Morning on the Danube
Caroline Siméand Morel
Héctor Sapiña Lledó
Francisco Cerpa Román
Octet in F major for strings and wind instruments (op. posth. 166, D. 803)
In 1824, Schubert received a very specific commission that left him little room for manoeuvre. His patron had commissioned a work, asking him to draw inspiration from Beethoven's Septet Op. 20, which at that time was very popular amongst large circle of amateur musicians in Vienna. Furthermore, he had a limited amount of time to compose and deliver his new work; keeping Beethoven's instrumentation, but adding a second violin whilst maintaining the order of the movements.

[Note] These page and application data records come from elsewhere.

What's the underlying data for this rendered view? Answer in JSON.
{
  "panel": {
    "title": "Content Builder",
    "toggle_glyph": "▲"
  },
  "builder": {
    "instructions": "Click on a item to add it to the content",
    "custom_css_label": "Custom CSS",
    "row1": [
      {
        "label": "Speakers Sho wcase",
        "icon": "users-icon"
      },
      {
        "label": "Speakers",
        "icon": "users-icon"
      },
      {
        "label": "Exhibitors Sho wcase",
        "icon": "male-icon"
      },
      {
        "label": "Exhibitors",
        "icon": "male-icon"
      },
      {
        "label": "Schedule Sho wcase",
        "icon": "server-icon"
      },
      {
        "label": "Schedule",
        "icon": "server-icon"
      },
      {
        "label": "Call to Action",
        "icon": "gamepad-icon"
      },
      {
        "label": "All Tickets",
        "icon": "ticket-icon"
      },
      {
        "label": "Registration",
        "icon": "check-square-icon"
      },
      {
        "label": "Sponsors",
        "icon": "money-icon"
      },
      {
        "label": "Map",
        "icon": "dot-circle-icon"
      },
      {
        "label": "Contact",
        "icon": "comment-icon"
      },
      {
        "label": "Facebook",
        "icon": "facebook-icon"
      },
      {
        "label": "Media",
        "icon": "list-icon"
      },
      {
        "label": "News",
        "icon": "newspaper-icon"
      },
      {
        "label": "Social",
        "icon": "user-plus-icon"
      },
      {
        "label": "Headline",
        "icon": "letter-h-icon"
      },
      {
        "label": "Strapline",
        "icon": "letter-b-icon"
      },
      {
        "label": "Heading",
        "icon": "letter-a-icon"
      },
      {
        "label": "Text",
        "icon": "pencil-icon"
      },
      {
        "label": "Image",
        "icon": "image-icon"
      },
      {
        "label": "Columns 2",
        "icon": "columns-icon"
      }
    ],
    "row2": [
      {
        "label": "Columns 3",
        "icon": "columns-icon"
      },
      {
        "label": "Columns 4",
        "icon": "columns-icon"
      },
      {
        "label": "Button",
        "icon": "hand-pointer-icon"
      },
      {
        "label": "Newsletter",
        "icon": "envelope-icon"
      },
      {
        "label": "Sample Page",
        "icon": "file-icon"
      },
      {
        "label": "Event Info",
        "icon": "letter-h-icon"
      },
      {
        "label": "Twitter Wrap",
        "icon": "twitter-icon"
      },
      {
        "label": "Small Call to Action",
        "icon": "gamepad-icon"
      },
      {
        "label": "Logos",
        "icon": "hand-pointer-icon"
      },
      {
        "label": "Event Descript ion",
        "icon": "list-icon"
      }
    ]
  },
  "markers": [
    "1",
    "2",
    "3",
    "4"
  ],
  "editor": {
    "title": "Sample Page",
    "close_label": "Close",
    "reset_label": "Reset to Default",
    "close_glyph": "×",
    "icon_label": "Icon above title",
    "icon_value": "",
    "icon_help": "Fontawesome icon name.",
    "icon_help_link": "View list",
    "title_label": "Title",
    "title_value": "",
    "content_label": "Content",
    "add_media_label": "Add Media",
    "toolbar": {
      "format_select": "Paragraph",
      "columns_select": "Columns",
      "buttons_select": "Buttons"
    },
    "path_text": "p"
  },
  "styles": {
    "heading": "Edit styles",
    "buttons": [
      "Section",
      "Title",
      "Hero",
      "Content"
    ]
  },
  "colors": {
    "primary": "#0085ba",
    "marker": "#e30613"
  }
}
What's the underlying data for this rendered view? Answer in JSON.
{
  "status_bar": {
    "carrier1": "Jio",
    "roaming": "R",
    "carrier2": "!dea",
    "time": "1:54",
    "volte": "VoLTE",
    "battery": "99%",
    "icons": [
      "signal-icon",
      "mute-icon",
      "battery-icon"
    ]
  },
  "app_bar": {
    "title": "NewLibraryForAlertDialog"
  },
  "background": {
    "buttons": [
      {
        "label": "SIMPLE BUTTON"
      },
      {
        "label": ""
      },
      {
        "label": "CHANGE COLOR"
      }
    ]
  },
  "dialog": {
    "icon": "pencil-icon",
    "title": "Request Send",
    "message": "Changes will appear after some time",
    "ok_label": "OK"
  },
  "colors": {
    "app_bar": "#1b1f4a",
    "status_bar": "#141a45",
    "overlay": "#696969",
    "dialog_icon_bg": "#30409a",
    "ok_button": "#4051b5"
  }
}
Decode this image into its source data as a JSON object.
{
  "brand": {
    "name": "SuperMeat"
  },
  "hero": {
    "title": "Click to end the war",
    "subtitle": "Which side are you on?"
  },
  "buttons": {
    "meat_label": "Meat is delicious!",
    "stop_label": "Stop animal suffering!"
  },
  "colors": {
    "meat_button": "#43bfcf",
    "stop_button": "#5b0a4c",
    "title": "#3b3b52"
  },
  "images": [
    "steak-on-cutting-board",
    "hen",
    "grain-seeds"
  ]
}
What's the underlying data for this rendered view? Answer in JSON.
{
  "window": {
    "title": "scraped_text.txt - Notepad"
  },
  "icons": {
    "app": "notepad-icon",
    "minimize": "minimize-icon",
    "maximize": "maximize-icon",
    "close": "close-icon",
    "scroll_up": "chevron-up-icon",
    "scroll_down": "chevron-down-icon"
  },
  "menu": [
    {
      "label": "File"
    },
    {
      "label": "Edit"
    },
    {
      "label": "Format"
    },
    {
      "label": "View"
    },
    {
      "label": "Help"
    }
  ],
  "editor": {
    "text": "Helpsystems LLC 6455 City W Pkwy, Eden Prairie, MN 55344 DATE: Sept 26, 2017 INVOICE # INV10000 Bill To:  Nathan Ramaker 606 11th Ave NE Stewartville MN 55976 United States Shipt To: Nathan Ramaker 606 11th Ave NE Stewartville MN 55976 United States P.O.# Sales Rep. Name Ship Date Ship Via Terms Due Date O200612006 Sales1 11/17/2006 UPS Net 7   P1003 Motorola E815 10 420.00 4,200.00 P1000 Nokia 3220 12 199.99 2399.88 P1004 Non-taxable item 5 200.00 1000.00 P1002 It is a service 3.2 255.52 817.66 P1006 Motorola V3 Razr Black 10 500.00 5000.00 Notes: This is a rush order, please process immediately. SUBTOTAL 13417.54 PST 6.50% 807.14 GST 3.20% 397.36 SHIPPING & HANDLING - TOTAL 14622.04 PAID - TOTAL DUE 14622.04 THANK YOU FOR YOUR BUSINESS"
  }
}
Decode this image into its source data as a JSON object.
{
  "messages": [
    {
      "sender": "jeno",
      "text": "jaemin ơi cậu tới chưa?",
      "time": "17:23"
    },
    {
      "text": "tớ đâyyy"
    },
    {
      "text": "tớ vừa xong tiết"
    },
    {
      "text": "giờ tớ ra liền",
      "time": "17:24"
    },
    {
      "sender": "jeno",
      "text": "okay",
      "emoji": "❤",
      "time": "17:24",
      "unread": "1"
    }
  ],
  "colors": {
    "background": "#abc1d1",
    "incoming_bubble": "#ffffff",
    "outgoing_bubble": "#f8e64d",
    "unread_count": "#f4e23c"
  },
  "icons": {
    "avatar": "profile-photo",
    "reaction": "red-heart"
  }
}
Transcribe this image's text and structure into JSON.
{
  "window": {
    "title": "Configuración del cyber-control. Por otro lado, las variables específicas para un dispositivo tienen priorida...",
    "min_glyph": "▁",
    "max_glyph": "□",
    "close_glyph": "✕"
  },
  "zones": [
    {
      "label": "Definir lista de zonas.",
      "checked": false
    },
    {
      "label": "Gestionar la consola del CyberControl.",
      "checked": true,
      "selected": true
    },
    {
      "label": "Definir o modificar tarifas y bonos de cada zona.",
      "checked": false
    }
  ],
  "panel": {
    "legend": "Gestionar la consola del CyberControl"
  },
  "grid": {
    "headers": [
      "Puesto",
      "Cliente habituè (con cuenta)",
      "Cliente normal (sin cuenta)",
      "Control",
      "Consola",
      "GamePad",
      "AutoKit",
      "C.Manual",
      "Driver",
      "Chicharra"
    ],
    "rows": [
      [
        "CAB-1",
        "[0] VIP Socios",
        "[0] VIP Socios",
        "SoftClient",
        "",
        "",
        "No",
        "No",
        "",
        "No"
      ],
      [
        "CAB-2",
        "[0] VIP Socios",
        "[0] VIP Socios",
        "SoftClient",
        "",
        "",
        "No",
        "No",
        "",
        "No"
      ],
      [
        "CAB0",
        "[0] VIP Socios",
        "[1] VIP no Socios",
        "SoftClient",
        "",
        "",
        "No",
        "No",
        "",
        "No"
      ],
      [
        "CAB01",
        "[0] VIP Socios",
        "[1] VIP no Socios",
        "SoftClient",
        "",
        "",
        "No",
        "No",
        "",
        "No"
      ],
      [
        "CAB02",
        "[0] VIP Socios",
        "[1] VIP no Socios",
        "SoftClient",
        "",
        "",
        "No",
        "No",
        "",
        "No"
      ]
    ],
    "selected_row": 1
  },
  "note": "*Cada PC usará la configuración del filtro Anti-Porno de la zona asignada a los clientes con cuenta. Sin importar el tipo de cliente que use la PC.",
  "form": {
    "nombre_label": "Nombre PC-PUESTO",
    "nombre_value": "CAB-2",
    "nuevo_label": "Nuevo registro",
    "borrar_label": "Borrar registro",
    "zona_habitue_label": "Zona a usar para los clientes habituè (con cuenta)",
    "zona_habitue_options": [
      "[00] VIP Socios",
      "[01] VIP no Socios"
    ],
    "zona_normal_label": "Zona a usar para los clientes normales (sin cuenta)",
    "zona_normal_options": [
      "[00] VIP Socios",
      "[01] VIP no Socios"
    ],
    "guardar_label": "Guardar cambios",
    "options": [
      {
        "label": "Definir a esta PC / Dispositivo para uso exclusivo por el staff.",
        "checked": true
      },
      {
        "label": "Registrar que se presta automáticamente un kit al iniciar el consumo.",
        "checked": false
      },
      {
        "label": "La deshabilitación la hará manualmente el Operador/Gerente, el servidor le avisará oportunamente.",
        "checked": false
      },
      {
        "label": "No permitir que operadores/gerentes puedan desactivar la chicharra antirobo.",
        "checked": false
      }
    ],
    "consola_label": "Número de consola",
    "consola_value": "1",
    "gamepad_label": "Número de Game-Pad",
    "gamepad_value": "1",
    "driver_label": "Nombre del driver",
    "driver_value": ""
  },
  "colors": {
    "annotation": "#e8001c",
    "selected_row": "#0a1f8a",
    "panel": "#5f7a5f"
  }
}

Despite all this, his Octet in F major far exceeds the duration of the Beethovenian model with a performance time of over an hour. It is one of Schubert's most expressive works, whose surface joviality struggles to conceal the immense melancholy that is the hallmark of this sick and tormented young man's expressiveness. The extraordinary profusion of ideas is dominated by anxiety, suffering and pain of living that sounds like a cry for help.
First performed on 16 April 1827, less than a month after Beethoven's death, it was not until 1875 that a complete edition was published, allowing it to conquer the world almost fifty years after the death of its unfortunate author.
Poème symphonique, pour cent métronomes
Johann Sebastian Bach
Komm süsser Tod (orchestration by Leopold Stokowski)
Kindertotenlieder, for mezzo-soprano and orchestra
Recorded on 21 January 2021 at Victoria Hall, Geneva